In September 2005 Wimbledon Old Players’ Association was launched. John is involved in the Wimbledon Old Players' Association, an organisation set up by the Wimbledon Independent Supporters Association. He said: "It’s going to be great to be back as part of the Wimbledon family. As an ex-Wimbledon player, I know all about the heroics of the likes of Roy Law and Dickie Guy in the old days, as well as what the new boys have been doing at AFC Wimbledon".

In 2007, The Times named him 22nd out of the 50 worst footballers to have played in the Premier League.[7]

In August 2009, Fashanu, who in 2000[8] accused Bob Minton and Ibrahim Babangida of stealing money from Nigeria, apologised saying "I can say it again and again, that there was nothing like debt buy-back or any billions stacked away in any account anywhere."[9] Minton said that Fashanu was given false information by the Church of Scientology to attack him.[5][10][11]

Honours[edit]

Wimbledon

  • F.A. Cup winner – 1988

In pop culture[edit]

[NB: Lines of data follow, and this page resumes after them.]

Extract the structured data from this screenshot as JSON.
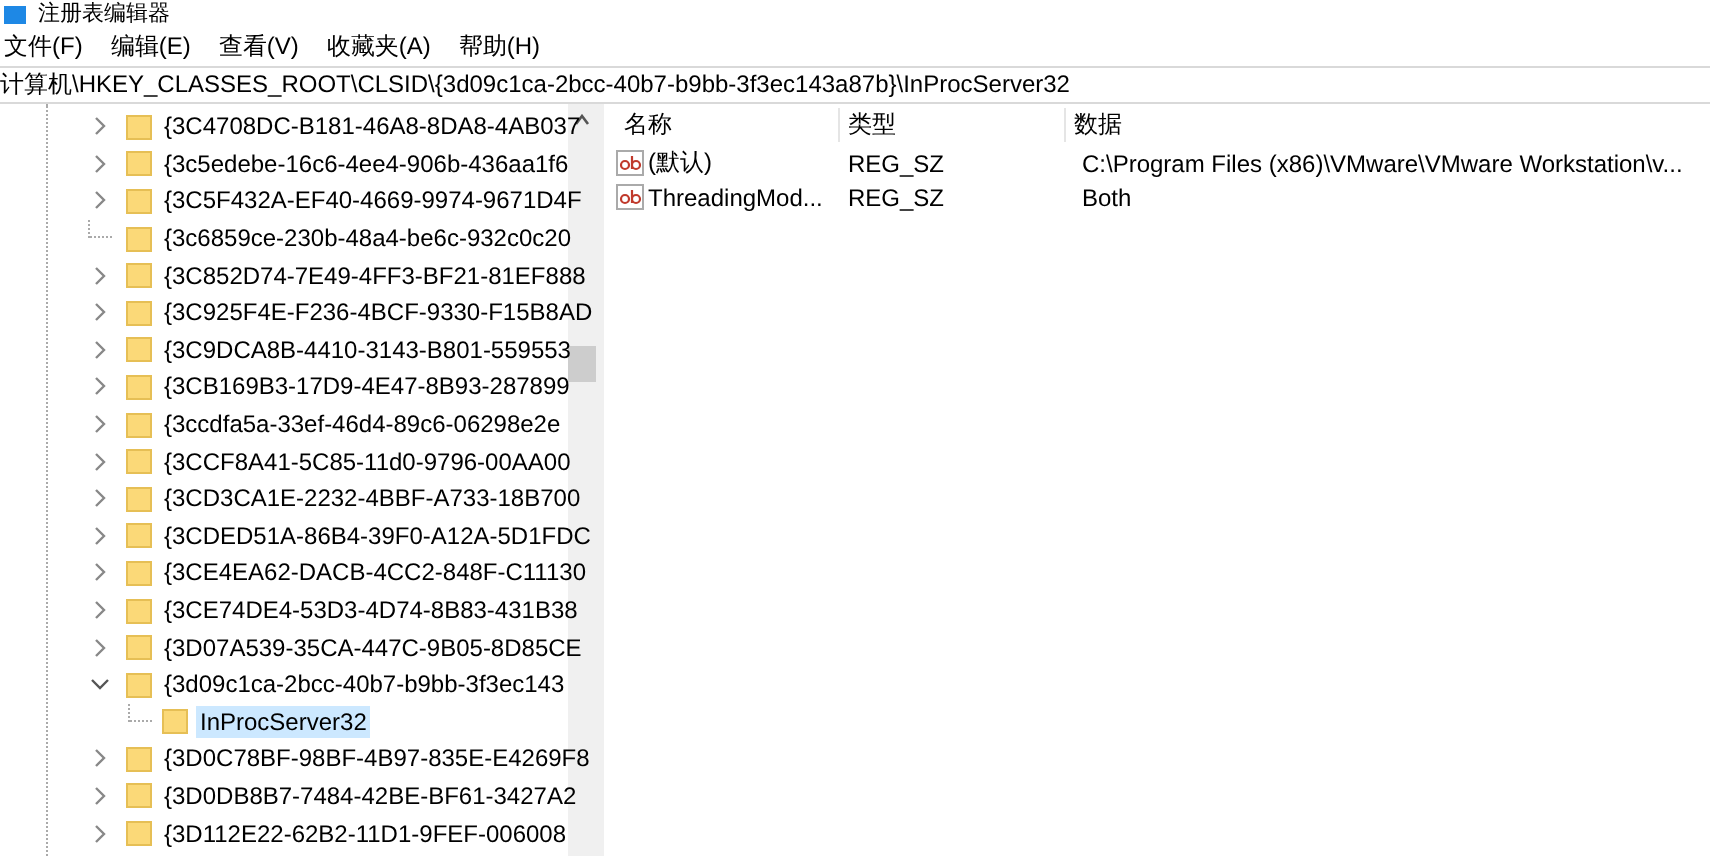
{
  "window": {
    "title": "注册表编辑器"
  },
  "menu": [
    "文件(F)",
    "编辑(E)",
    "查看(V)",
    "收藏夹(A)",
    "帮助(H)"
  ],
  "address": "计算机\\HKEY_CLASSES_ROOT\\CLSID\\{3d09c1ca-2bcc-40b7-b9bb-3f3ec143a87b}\\InProcServer32",
  "tree": [
    {
      "label": "{3C4708DC-B181-46A8-8DA8-4AB037",
      "has_children": true,
      "expanded": false,
      "selected": false
    },
    {
      "label": "{3c5edebe-16c6-4ee4-906b-436aa1f6",
      "has_children": true,
      "expanded": false,
      "selected": false
    },
    {
      "label": "{3C5F432A-EF40-4669-9974-9671D4F",
      "has_children": true,
      "expanded": false,
      "selected": false
    },
    {
      "label": "{3c6859ce-230b-48a4-be6c-932c0c20",
      "has_children": false,
      "selected": false
    },
    {
      "label": "{3C852D74-7E49-4FF3-BF21-81EF888",
      "has_children": true,
      "expanded": false,
      "selected": false
    },
    {
      "label": "{3C925F4E-F236-4BCF-9330-F15B8AD",
      "has_children": true,
      "expanded": false,
      "selected": false
    },
    {
      "label": "{3C9DCA8B-4410-3143-B801-559553",
      "has_children": true,
      "expanded": false,
      "selected": false
    },
    {
      "label": "{3CB169B3-17D9-4E47-8B93-287899",
      "has_children": true,
      "expanded": false,
      "selected": false
    },
    {
      "label": "{3ccdfa5a-33ef-46d4-89c6-06298e2e",
      "has_children": true,
      "expanded": false,
      "selected": false
    },
    {
      "label": "{3CCF8A41-5C85-11d0-9796-00AA00",
      "has_children": true,
      "expanded": false,
      "selected": false
    },
    {
      "label": "{3CD3CA1E-2232-4BBF-A733-18B700",
      "has_children": true,
      "expanded": false,
      "selected": false
    },
    {
      "label": "{3CDED51A-86B4-39F0-A12A-5D1FDC",
      "has_children": true,
      "expanded": false,
      "selected": false
    },
    {
      "label": "{3CE4EA62-DACB-4CC2-848F-C11130",
      "has_children": true,
      "expanded": false,
      "selected": false
    },
    {
      "label": "{3CE74DE4-53D3-4D74-8B83-431B38",
      "has_children": true,
      "expanded": false,
      "selected": false
    },
    {
      "label": "{3D07A539-35CA-447C-9B05-8D85CE",
      "has_children": true,
      "expanded": false,
      "selected": false
    },
    {
      "label": "{3d09c1ca-2bcc-40b7-b9bb-3f3ec143",
      "has_children": true,
      "expanded": true,
      "selected": false,
      "children": [
        {
          "label": "InProcServer32",
          "has_children": false,
          "selected": true
        }
      ]
    },
    {
      "label": "{3D0C78BF-98BF-4B97-835E-E4269F8",
      "has_children": true,
      "expanded": false,
      "selected": false
    },
    {
      "label": "{3D0DB8B7-7484-42BE-BF61-3427A2",
      "has_children": true,
      "expanded": false,
      "selected": false
    },
    {
      "label": "{3D112E22-62B2-11D1-9FEF-006008",
      "has_children": true,
      "expanded": false,
      "selected": false
    }
  ],
  "table": {
    "columns": [
      "名称",
      "类型",
      "数据"
    ],
    "rows": [
      {
        "name": "(默认)",
        "type": "REG_SZ",
        "data": "C:\\Program Files (x86)\\VMware\\VMware Workstation\\v..."
      },
      {
        "name": "ThreadingMod...",
        "type": "REG_SZ",
        "data": "Both"
      }
    ]
  }
}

  • The satirical current affairs programme "The Day Today" featured a trail for a fictional show entitled "John Fashanu". The trail consisted of various clips of Fashanu accompanied by sinister music and a narrator (Steve Coogan) saying the words "John Fashanu" five times. This was followed by presenter Chris Morris pronouncing the name incorrectly.[14]

Personal life[edit]

Fashanu, who was the younger brother of Justin Fashanu, disowned his brother after the latter came out as gay, telling The Voice that Justin was "an outcast".[15] After Justin took his own life in 1998, Fashanu expressed remorse for abandoning his brother.[16]

Fashanu has two sons, Amir and Akim, and a daughter, Alana, with former wife Ivorian model Melissa Kassa-Mapsi, who is a daughter of a wealthy Ivorian diplomat;[17] the couple divorced in 2004.[18][19] Fashnu lived with Spanish model Marisol Acuna Duenas for nine years and they have one daughter together.

See also[edit]

Footnotes[edit]

  1. ^ Miramar Rangers website
  2. ^ [1][dead link]
  3. ^ a b White, Clive (26 November 1993). "Football: Mabbutt's skull fractured in Fashanu clash: Referee asks to view the match video". The Independent (London). 
  4. ^ "John Fashanu One on One". www.fourfourtwo.com. Retrieved 1 January 2014. 
  5. ^ a b "Nigeria: Senate backs debt buy-back to reduce external debts". Daily Independent. 2 July 2000. Retrieved 24 September 2009. 
  6. ^ http://www.imdb.com/title/tt0382421/
  7. ^ The 50 worst footballers, The Times, 4 July 2007
  8. ^ "Nigeria: Tracking The Fashanu Report". Daily Independent. 10 April 2000. Retrieved 24 September 2009. 
  9. ^ "Nigeria: Fashanu in Public Court". Daily Independent. 18 August 2009. Retrieved 24 September 2009. 
  10. ^ "Season of Apologies". The News Nigeria. 17 August 2009. Retrieved 24 September 2009. 
  11. ^ The Nigeria Debate Xenutv recorded in 2000 (See 1:24 mark or the Q and A discussion)
  12. ^ "Magic Lunchbox Discography"
  13. ^ "Nonzero Records: Catalog"
  14. ^ "John Fashanu! JOHN FASHANU!". YouTube. 2006-05-14. Retrieved 2014-07-29. 
  15. ^ "John Fashanu: My Gay Brother is an outcast". The Voice (GV Media Group). 30 October 1990. 
  16. ^ Wilson, Jamie (29 May 2000). "Fashanu's guilt over suicide of brother". The Guardian (London). Retrieved 29 March 2011. 
  17. ^ "How Fash got his cash - News - London Evening Standard". Standard.co.uk. 2003-04-29. Retrieved 2014-07-29. 
  18. ^ How Fash Got His Cash
  19. ^ The Curse of I'm a Celeb

Notes[edit]

  1. ^ The IMDb page for the TV show "Football Challenge" on their website, this is incorrect and the show was actually called "Fash FC".

External links[edit]

Media offices
New creation Host of Gladiators
1992–1996
with Ulrika Jonsson
Succeeded by
Jeremy Guscott and Ulrika Jonsson
Preceded by
Jeremy Guscott and Ulrika Jonsson
Host of Gladiators
1999–2000
with Ulrika Jonsson
Show ended.
Later revived
in 2008 with Ian Wright
and Kirsty Gallacher as hosts.